Your velocity was down a little last year – have you seen it come back with rest and how do you feel now?
Ernesto Frieri: I feel pretty well now. I'm working hard so I feel my arm is stronger. Last year, my velocity was a little down, but this year I come in a more strong like I said. I'm working hard and I've been doing my job.
Did you feel you put too much pressure on yourself last year?
Ernesto Frieri: Yeah, I think that was a big problem for me last year. But this year I feel a lot more relaxed. I try to be fine on the field. I try to do everything that I can do.
You got behind in some counts last year – how important is that first pitch strike to your success?
Ernesto Frieri: That first pitch strike is the best pitch in baseball, because if you start working ahead in the count you can work with the hitter. You can throw a breaking ball; you can pitch inside and outside.
You have a good changeup – do you feel like you have used it enough?
Ernesto Frieri: Last year I didn't use it enough, but this year I want to try. That's a good pitch. It makes (the hitter) off balance. You throw a fastball in the upper 90's, then you come with a changeup, that's good.
You mentioned having to work hard last year – did your off-season preparation change?
Ernesto Frieri: In the off-season I played in my country, winter ball. I was working hard. I worked on my mechanics and my delivery. Now I come more ready. My strike zone is better. My command with my fastball is better. I bring a good slider, too. So I think that this will be my year.

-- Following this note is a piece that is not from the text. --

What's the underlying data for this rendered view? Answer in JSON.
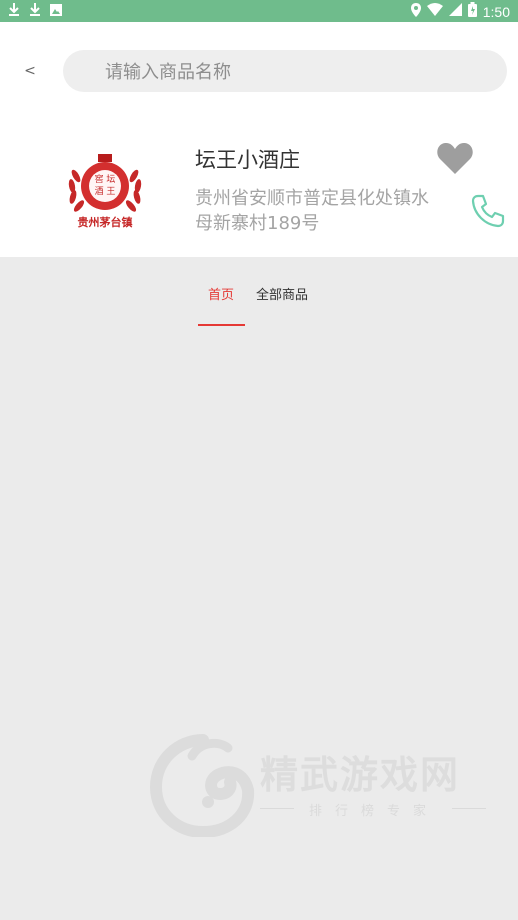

Right-handers seemed to get good looks off you while you were extremely successful against lefties – how do you approach them differently.
Ernesto Frieri: I think that, for the minor league, you just need to throw strikes, you need to be an intelligent player. You need to know what's important for you. You have to learn something every day. It doesn't matter if you are a lefty or a righty, you just need to do your job.
Huff went 4-1 with one save and a 3.15 ERA for the Arizona Rookie League Padres. In 34.1 innings, the left-hander struck out 38 and walked just seven – a centerpiece of the bullpen for the Championship squad. He received a late season call up to the Eugene Emeralds.
Talk about your pitches and the speed you throw each at.
Matt Huff: Yeah. I'm not an overpowering guy with the fastball – upper 80s, sometimes I'll touch low 90s. I'm trying to throw four pitches for strikes. I've got a fastball, changeup, curveball, and slider. And out of the slider and curveball, I'd say the curveball's the best. It's a 12-6 on the clock. I'm real comfortable throwing it for strikes and throwing it where I want.
Is the curveball the go-to pitch to get outs?
Matt Huff: Yeah, it certainly is.
You were a leader on the AZL Championship squad last year – talk about helping mentor the younger guys and did you feel like you needed to be pushed more because of your age?
Matt Huff: Obviously when you come out of college, four years, you've got that experience. I felt like rookie ball – I know I learned a little bit from the youngsters and I'm sure they learned a little but from us. We gelled really well. Obviously, coming out of college, I played four more years of baseball than then they have, the guys coming out of high school. I think my job is coming out and throwing strikes, and being able to get us out of some jams and help those guys out was pretty key.
You were a starter in college, what is the difference coming in relief?
Matt Huff: It really is a whole other ballgame. Coming out of the pen, you've got to be ready to come in throw strikes right away. Whereas if you're starter, you have a little bit more room for error early on in the ballgame. My key at Regis was just throwing four pitches for strikes – you know, working a whole game that way. Then you come here in the bullpen, and the hardest part is getting four pitches ready to go out in five minutes. You don't have as much time to warm up, and the heat out there was getting to you. It was a combination of things, but at the same time it was a great learning experience, and I'm glad I got to experience it.
Do you approach lefties and righties the same or is there a particular pitch you use against one and not the other?
Matt Huff: With the lefties, I try to use more of the changeup than the curveball or the slider, just because it's something that's moving away from them, down and away. I hopefully get a ground ball out of that. Versus the right-hander, the changeup is something I'm going to show quite often, but I'd rather go to the slider or the curveball. Working in to lefties I find easy: in with the fastball, away with the changeup. Sometimes I'll break them off with a curveball every now and then. But the changeup, having them roll over that is pretty key to having success against the lefties. Righties, I just throw the whole kitchen sink at them – whatever I've got.